    Take a scenic drive to Cocoa Creek in the Cape Cleveland section of the park. Pass by wetlands of international importance, the granite outcrops of Mount Cleveland and stunning coastal woodlands and mangroves communities (remember to pack binoculars, a camera and insect repellent!). A four-wheel drive is recommended on the unsealed roads in the national park, and access can become boggy after rain. To protect the fragile coastal environment do not venture off the national park roads.

    Boating and fishing

    Marine waters adjacent to Bowling Green Bay National Park are internationally significant and are protected in the Great Barrier Reef World Heritage Area. Zones in the two marine parks—the Great Barrier Reef Coast and Great Barrier Reef—provide a balanced approach to protecting the marine and intertidal environments while allowing recreational and commercial use. Check zoning information and maps before entering or conducting any activities in the marine parks.

    Fishing is permitted in the tidal creeks in the Cape Cleveland and Bowling Green Bay sections of the national park. Fisheries regulations apply—information on bag and size limits, restricted species and seasonal closures is available from the Department of Agriculture and Fisheries.

    Relax and drop a line, Cocoa Creek.

    Relax and drop a line, Cocoa Creek.

    Photo credit: © Queensland Government

    Estuarine crocodiles inhabit the waterways and coastal sections of the Cape Cleveland and Bowling Green Bay. Always be Crocwise in Croc Country.

    Dangerous stinging jellyfish (‘stingers’) may be present in the coastal waters at any time of the year, and occur more frequently in the warmer months.

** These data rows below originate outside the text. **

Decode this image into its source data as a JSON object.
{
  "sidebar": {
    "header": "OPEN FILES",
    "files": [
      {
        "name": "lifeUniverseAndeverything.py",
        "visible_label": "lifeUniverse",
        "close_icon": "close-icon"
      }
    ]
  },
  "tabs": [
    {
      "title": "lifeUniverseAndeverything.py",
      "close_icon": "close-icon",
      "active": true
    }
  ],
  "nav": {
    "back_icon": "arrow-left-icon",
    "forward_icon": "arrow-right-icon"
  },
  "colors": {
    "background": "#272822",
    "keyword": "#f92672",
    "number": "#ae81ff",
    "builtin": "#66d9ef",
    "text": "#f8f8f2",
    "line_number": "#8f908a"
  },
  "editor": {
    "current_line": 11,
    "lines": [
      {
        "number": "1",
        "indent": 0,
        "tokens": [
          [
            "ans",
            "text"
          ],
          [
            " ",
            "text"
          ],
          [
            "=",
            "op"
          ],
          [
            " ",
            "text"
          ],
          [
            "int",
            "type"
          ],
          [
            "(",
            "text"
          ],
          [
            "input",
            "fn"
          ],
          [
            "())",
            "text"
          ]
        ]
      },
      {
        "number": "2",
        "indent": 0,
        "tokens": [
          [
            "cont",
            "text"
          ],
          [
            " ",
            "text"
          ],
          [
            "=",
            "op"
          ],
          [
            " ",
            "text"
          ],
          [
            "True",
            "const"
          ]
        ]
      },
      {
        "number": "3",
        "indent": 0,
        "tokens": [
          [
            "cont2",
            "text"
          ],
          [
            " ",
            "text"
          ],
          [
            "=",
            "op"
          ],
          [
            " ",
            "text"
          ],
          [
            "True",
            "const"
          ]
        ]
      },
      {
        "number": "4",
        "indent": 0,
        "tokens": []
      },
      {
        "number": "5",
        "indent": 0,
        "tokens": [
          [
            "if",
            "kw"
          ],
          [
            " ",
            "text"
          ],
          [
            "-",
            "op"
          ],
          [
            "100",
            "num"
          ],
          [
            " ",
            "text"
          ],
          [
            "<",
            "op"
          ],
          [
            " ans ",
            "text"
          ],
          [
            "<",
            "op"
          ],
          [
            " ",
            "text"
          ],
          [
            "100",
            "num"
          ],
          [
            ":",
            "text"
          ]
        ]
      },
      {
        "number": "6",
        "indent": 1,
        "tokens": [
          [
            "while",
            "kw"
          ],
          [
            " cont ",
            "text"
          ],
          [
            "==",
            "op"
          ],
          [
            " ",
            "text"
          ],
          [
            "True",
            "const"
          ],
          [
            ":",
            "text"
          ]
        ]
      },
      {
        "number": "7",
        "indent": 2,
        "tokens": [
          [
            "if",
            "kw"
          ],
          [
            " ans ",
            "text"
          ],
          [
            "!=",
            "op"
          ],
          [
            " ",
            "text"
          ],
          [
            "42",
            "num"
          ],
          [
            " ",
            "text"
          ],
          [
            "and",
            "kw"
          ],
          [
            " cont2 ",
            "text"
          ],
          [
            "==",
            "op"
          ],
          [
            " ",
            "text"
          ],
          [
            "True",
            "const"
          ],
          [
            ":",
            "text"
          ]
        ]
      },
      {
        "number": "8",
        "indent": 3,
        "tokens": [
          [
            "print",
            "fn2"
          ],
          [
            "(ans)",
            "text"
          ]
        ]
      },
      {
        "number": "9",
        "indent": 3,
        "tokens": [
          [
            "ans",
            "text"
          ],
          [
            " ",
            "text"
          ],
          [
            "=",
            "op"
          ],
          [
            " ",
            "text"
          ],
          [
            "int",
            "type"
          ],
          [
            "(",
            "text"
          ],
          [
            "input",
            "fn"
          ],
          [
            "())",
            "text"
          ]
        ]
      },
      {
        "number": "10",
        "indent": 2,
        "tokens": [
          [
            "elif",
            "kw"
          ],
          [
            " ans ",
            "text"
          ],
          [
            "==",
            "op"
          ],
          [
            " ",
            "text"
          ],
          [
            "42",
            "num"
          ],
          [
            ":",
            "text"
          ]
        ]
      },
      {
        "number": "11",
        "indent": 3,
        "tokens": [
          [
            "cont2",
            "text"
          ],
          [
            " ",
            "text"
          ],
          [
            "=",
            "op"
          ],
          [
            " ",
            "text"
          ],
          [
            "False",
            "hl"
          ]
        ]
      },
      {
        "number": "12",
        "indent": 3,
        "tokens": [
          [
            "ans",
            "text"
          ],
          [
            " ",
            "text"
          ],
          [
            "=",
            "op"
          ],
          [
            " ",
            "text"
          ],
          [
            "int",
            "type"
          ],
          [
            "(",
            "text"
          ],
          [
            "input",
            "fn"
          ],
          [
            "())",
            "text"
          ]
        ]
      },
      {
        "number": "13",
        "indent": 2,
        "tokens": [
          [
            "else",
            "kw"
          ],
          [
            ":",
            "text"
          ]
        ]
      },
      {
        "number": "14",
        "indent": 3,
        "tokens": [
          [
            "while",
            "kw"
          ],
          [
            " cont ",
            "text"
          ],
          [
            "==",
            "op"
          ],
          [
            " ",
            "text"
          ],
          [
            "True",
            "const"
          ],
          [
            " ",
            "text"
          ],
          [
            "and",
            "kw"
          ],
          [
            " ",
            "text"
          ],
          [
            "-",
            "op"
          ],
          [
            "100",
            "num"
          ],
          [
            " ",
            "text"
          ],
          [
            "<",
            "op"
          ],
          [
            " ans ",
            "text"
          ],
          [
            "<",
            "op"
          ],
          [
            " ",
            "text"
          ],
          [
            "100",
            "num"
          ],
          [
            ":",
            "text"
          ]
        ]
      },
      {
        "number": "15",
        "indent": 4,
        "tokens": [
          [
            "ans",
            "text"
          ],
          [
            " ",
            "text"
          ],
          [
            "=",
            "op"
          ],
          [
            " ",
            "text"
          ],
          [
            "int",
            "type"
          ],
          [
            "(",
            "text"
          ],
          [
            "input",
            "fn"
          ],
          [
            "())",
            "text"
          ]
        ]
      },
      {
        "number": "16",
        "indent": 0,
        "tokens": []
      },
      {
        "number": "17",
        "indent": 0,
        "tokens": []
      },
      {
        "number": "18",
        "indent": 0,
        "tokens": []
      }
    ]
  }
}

Visit marine stingers for the latest safety and first aid information.

    Sandflies and mosquitoes may be a nuisance, especially during the wet season (December–April). Wear a long-sleeved shirt and pants and insect repellent to protect yourself from insect bites and stings.

    Please follow the Parks and forests boat and fish with care guidelines.

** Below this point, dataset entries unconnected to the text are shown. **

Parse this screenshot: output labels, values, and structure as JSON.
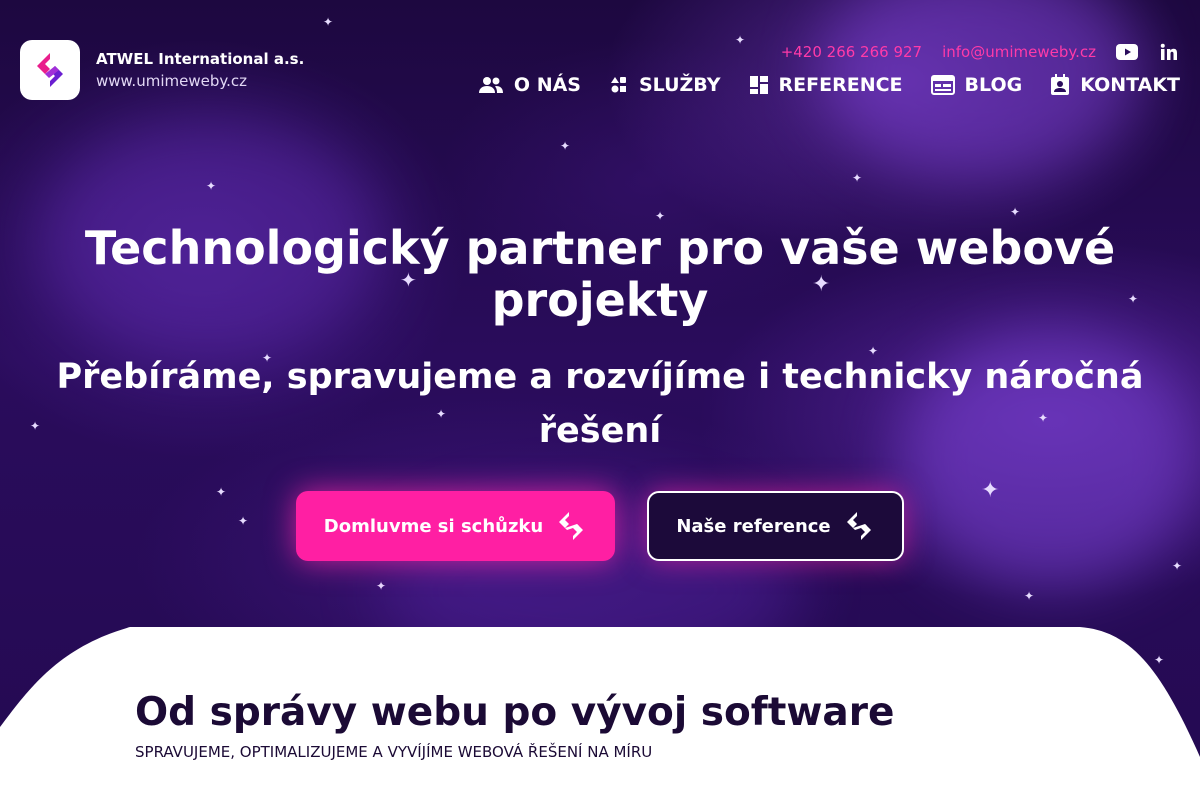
{
  "brand": {
    "company": "ATWEL International a.s.",
    "website": "www.umimeweby.cz",
    "logo_icon": "umimeweby-logo-icon"
  },
  "topbar": {
    "phone": "+420 266 266 927",
    "email": "info@umimeweby.cz",
    "social": [
      "youtube-icon",
      "linkedin-icon"
    ]
  },
  "nav": {
    "items": [
      {
        "label": "O NÁS",
        "icon": "people-icon"
      },
      {
        "label": "SLUŽBY",
        "icon": "services-icon"
      },
      {
        "label": "REFERENCE",
        "icon": "dashboard-icon"
      },
      {
        "label": "BLOG",
        "icon": "calendar-icon"
      },
      {
        "label": "KONTAKT",
        "icon": "contact-icon"
      }
    ]
  },
  "hero": {
    "headline": "Technologický partner pro vaše webové projekty",
    "subheadline": "Přebíráme, spravujeme a rozvíjíme i technicky náročná řešení",
    "primary_button": "Domluvme si schůzku",
    "secondary_button": "Naše reference"
  },
  "section": {
    "title": "Od správy webu po vývoj software",
    "subtitle": "SPRAVUJEME, OPTIMALIZUJEME A VYVÍJÍME WEBOVÁ ŘEŠENÍ NA MÍRU"
  },
  "colors": {
    "accent": "#ff1fa3",
    "background": "#2a0c5c",
    "text_dark": "#1b0a35"
  }
}
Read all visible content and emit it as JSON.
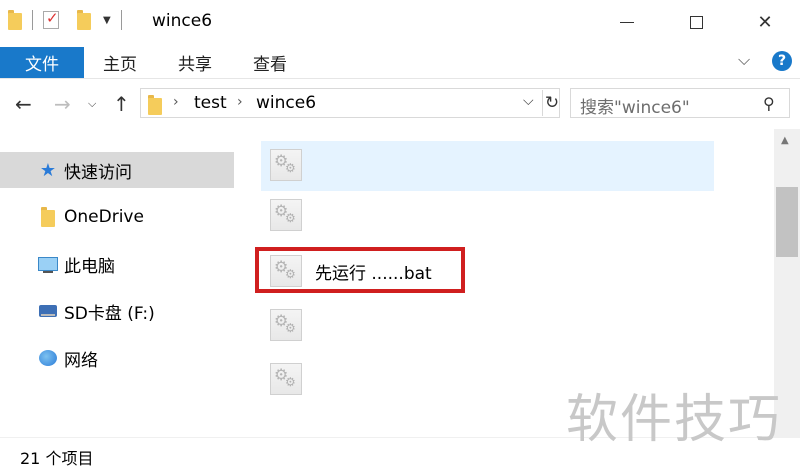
{
  "window": {
    "title": "wince6",
    "minimize_glyph": "",
    "maximize_glyph": "",
    "close_glyph": "✕"
  },
  "ribbon": {
    "tabs": [
      "文件",
      "主页",
      "共享",
      "查看"
    ],
    "collapse_glyph": "⌵",
    "help_glyph": "?"
  },
  "address": {
    "path": [
      "test",
      "wince6"
    ],
    "separator": "›",
    "dropdown_glyph": "⌵",
    "refresh_glyph": "↻"
  },
  "search": {
    "placeholder": "搜索\"wince6\"",
    "icon_glyph": "⚲"
  },
  "nav_buttons": {
    "back": "←",
    "forward": "→",
    "recent": "⌵",
    "up": "↑"
  },
  "sidebar": {
    "items": [
      {
        "label": "快速访问",
        "icon": "star-icon",
        "selected": true
      },
      {
        "label": "OneDrive",
        "icon": "folder-icon",
        "selected": false
      },
      {
        "label": "此电脑",
        "icon": "computer-icon",
        "selected": false
      },
      {
        "label": "SD卡盘 (F:)",
        "icon": "drive-icon",
        "selected": false
      },
      {
        "label": "网络",
        "icon": "network-icon",
        "selected": false
      }
    ]
  },
  "files": [
    {
      "label": "",
      "icon": "batch-file-icon",
      "hovered": true
    },
    {
      "label": "",
      "icon": "batch-file-icon",
      "hovered": false
    },
    {
      "label": "先运行 ......bat",
      "icon": "batch-file-icon",
      "hovered": false,
      "highlighted": true
    },
    {
      "label": "",
      "icon": "batch-file-icon",
      "hovered": false
    },
    {
      "label": "",
      "icon": "batch-file-icon",
      "hovered": false
    }
  ],
  "status": {
    "item_count": "21 个项目"
  },
  "watermark": "软件技巧",
  "colors": {
    "accent": "#1979ca",
    "highlight_border": "#d01f1f",
    "hover_row": "#e5f3ff",
    "selected_nav": "#d9d9d9"
  }
}
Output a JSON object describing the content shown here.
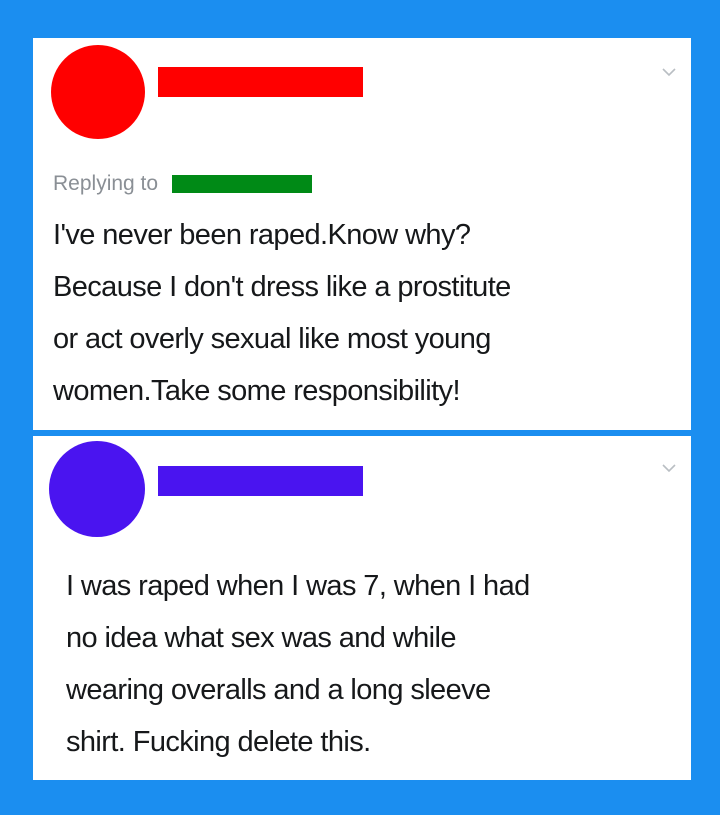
{
  "colors": {
    "background": "#1b8ef0",
    "card": "#ffffff",
    "avatar_1": "#ff0000",
    "name_redaction_1": "#ff0000",
    "reply_redaction": "#008a16",
    "avatar_2": "#4a14f0",
    "name_redaction_2": "#4a14f0"
  },
  "tweet_1": {
    "replying_to_label": "Replying to",
    "text": "I've never been raped.Know why?\nBecause I don't dress like a prostitute\nor act overly sexual like most young\nwomen.Take some responsibility!",
    "menu_icon": "chevron-down-icon"
  },
  "tweet_2": {
    "text": "I was raped when I was 7, when I had\nno idea what sex was and while\nwearing overalls and a long sleeve\nshirt. Fucking delete this.",
    "menu_icon": "chevron-down-icon"
  }
}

    Picnic and day-use areas

    At Alligator Creek (Mount Elliot) enjoy a shady picnic by the creek or a barbecue lunch and family game in the spacious day-use area. For more information see Attractions.

    Viewing wildlife

    Bowling Green Bay National Park offers excellent opportunities for viewing wildlife. The diversity of landscapes and vegetation supports a large and varied population of birds, including migrants such as the channel-billed cuckoo. Male scarlet honeyeaters make a colourful subject for keen photographers. Agile wallabies and allied rock-wallabies are common. At night, common brushtail possums can be spotted patrolling the area. If you are lucky you may even see a rufous bettong. Never feed any animals, including fish and turtles, as it can affect their health and alter the natural population balance. Ensure that your food is securely packed away out of animals' reach.

    Throughout much of the year the buzzing resonance of cicadas dominates the park. Their empty skins can be found on rough-barked trees.

    See the description of the park's natural environment for more details about Bowling Green National Park's diverse wildlife.

    We hope you enjoy your time in Bowling Green Bay National Park, please remember to check the Parks and forests park alerts before you visit.

    • There are currently no park alerts for this park.